- **The task**
Copy each line of the listing where the word "JSON" can be found.

- **Task inputs**

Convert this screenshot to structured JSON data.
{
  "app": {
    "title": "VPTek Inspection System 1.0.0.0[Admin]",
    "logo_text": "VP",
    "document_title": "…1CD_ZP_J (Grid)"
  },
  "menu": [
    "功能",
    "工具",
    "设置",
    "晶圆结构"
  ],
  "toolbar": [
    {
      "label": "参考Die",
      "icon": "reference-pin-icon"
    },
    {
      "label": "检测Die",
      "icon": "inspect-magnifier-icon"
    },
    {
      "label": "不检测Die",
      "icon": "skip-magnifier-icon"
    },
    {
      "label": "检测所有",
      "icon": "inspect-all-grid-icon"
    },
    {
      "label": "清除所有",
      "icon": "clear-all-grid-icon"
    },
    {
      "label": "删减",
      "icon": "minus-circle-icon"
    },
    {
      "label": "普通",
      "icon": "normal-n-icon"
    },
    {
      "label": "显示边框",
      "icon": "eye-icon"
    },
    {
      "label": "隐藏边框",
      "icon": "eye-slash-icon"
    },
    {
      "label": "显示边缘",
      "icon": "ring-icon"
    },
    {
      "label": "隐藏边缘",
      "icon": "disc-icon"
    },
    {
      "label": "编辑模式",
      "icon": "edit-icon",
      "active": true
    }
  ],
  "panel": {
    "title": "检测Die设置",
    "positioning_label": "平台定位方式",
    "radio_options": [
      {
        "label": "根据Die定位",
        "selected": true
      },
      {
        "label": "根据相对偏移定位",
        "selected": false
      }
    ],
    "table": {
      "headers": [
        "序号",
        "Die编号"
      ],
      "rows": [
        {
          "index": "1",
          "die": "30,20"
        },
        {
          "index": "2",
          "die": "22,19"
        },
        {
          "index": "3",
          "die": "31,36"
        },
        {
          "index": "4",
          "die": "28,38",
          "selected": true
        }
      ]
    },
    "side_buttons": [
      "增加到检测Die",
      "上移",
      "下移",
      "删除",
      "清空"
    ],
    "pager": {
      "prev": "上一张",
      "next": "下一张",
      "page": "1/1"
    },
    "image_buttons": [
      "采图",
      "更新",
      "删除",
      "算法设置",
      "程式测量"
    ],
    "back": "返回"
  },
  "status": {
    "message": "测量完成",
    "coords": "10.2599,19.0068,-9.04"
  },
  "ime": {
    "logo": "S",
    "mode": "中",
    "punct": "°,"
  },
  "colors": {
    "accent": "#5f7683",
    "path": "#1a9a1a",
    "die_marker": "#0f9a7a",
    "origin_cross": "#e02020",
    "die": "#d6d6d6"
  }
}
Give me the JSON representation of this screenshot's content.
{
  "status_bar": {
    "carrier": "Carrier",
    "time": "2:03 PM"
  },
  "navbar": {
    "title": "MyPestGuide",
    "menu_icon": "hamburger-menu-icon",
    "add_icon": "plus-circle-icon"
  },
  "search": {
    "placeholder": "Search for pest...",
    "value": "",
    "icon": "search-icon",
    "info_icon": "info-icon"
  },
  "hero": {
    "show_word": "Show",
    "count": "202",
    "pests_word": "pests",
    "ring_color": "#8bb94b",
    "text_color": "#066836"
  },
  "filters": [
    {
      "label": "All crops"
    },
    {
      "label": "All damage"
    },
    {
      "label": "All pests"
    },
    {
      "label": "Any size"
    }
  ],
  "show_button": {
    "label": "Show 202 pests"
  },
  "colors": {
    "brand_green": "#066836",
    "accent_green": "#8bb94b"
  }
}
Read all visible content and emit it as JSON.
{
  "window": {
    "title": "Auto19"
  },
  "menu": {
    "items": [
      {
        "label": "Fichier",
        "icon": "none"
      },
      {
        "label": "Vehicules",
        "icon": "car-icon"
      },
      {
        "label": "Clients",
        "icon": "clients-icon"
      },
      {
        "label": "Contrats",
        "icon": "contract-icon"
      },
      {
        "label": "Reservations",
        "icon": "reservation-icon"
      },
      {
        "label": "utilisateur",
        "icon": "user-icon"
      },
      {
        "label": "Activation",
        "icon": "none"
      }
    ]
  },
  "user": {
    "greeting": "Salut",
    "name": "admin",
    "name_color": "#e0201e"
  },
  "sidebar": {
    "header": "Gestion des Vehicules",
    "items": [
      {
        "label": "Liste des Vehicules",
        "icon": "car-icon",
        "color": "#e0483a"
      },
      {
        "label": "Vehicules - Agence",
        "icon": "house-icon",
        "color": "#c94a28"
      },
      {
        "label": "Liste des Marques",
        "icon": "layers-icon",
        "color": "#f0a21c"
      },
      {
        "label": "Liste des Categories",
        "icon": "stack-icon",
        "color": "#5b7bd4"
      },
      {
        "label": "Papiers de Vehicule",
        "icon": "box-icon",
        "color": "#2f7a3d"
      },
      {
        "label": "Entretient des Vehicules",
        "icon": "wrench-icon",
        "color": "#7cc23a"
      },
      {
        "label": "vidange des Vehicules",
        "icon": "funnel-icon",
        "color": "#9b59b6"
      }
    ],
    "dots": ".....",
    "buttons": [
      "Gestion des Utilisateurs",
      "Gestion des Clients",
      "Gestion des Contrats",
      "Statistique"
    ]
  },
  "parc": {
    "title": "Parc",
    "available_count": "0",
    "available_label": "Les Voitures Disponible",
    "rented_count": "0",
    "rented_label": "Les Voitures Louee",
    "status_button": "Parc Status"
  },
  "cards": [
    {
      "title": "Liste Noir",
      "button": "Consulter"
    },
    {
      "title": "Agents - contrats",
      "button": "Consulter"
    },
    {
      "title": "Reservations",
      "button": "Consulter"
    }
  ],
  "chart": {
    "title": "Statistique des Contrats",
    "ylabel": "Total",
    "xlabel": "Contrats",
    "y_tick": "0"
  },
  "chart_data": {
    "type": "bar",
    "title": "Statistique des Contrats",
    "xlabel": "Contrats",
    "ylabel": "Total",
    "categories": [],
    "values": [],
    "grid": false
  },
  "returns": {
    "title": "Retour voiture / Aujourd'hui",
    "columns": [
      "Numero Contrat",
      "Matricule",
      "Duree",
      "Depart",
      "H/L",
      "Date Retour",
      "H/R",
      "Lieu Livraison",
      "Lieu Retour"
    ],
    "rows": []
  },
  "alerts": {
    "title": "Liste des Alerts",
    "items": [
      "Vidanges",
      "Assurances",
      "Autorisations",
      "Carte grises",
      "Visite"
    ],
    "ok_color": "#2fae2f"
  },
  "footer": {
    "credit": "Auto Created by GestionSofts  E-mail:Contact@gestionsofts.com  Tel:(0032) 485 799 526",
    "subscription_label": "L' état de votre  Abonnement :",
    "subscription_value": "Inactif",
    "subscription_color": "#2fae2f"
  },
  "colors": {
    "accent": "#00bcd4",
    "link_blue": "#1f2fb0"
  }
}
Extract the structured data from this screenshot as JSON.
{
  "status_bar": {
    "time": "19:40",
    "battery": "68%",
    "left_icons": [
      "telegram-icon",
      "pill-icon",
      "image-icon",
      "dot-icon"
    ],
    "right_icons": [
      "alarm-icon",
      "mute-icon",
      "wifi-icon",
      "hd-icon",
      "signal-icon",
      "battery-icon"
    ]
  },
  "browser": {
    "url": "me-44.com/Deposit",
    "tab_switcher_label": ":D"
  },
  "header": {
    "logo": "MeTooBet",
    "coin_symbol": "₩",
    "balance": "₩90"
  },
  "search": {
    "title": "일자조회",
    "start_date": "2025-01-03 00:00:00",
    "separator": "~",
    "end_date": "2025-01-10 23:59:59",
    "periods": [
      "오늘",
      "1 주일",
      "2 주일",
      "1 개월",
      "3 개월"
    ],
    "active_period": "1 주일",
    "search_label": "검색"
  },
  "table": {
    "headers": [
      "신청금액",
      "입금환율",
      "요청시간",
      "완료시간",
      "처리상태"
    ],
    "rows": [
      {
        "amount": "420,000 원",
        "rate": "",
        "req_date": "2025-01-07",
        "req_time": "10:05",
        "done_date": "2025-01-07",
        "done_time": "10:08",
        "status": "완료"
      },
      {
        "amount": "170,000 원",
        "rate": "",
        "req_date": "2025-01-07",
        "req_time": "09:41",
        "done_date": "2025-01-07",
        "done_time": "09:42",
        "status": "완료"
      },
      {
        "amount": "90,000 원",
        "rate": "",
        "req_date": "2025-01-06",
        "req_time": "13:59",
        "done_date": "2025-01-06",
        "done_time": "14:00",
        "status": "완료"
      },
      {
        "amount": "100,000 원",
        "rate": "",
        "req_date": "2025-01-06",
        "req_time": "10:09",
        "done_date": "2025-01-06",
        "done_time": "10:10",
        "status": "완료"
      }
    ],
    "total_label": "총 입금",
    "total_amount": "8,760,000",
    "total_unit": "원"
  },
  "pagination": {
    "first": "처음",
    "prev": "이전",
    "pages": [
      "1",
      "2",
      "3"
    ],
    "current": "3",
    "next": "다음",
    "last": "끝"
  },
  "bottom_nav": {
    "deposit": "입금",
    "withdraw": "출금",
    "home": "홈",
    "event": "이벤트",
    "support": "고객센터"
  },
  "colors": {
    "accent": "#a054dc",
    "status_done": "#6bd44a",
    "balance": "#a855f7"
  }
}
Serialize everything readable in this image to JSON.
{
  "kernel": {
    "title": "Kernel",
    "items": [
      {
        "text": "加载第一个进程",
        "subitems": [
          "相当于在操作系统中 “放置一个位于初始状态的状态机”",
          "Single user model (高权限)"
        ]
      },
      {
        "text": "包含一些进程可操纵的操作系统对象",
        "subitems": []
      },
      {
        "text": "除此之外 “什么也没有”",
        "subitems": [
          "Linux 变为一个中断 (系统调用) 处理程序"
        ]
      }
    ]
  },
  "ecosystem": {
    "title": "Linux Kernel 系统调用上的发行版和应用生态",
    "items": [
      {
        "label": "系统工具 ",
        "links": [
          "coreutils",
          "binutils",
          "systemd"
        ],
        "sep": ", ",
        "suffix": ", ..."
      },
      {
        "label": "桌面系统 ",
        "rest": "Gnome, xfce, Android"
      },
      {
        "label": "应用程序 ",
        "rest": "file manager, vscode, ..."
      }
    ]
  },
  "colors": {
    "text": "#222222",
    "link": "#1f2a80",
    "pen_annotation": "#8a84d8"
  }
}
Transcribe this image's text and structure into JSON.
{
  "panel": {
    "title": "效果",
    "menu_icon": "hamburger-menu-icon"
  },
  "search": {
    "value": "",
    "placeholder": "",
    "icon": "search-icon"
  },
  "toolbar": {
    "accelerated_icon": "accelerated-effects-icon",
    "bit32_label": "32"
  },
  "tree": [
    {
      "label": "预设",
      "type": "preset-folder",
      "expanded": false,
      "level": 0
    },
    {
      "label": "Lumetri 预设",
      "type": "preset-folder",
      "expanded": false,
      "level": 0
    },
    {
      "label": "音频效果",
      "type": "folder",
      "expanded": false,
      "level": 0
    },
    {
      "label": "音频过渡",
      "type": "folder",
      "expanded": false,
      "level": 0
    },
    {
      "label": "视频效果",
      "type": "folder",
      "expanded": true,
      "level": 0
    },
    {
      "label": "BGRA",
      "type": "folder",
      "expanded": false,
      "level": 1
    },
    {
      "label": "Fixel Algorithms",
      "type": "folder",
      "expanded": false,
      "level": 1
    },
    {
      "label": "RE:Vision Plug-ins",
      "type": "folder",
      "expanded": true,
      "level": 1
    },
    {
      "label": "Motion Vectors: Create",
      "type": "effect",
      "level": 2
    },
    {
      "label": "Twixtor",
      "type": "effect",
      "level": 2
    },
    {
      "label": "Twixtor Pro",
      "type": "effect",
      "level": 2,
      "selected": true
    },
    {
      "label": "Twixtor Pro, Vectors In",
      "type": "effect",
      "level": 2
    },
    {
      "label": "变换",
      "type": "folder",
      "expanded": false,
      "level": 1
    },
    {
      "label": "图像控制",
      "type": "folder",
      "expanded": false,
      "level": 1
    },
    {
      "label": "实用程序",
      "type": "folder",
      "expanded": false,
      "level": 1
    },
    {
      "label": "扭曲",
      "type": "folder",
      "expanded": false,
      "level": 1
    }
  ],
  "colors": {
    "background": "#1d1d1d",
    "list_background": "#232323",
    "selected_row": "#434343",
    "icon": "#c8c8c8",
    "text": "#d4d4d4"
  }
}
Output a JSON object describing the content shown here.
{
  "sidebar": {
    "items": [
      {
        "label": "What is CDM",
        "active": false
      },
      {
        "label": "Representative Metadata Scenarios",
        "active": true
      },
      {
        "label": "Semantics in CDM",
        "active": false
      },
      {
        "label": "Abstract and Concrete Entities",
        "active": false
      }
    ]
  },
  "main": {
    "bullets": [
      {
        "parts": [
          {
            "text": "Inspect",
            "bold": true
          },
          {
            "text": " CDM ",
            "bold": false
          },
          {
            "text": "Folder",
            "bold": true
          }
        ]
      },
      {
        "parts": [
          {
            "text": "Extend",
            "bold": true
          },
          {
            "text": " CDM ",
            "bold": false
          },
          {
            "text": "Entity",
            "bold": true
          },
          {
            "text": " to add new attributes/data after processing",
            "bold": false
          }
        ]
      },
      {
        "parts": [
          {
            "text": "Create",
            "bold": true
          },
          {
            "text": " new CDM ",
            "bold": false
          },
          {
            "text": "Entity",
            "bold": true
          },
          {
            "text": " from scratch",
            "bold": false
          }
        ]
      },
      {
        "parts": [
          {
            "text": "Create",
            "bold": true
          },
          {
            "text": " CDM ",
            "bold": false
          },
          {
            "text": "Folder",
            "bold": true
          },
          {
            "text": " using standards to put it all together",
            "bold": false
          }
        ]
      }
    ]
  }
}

- **Exercise response**
Convert this screenshot to structured JSON data.
Give me the JSON representation of this screenshot's content.
Read all visible content and emit it as JSON.
Extract the structured data from this screenshot as JSON.
Serialize everything readable in this image to JSON.
Transcribe this image's text and structure into JSON.
Output a JSON object describing the content shown here.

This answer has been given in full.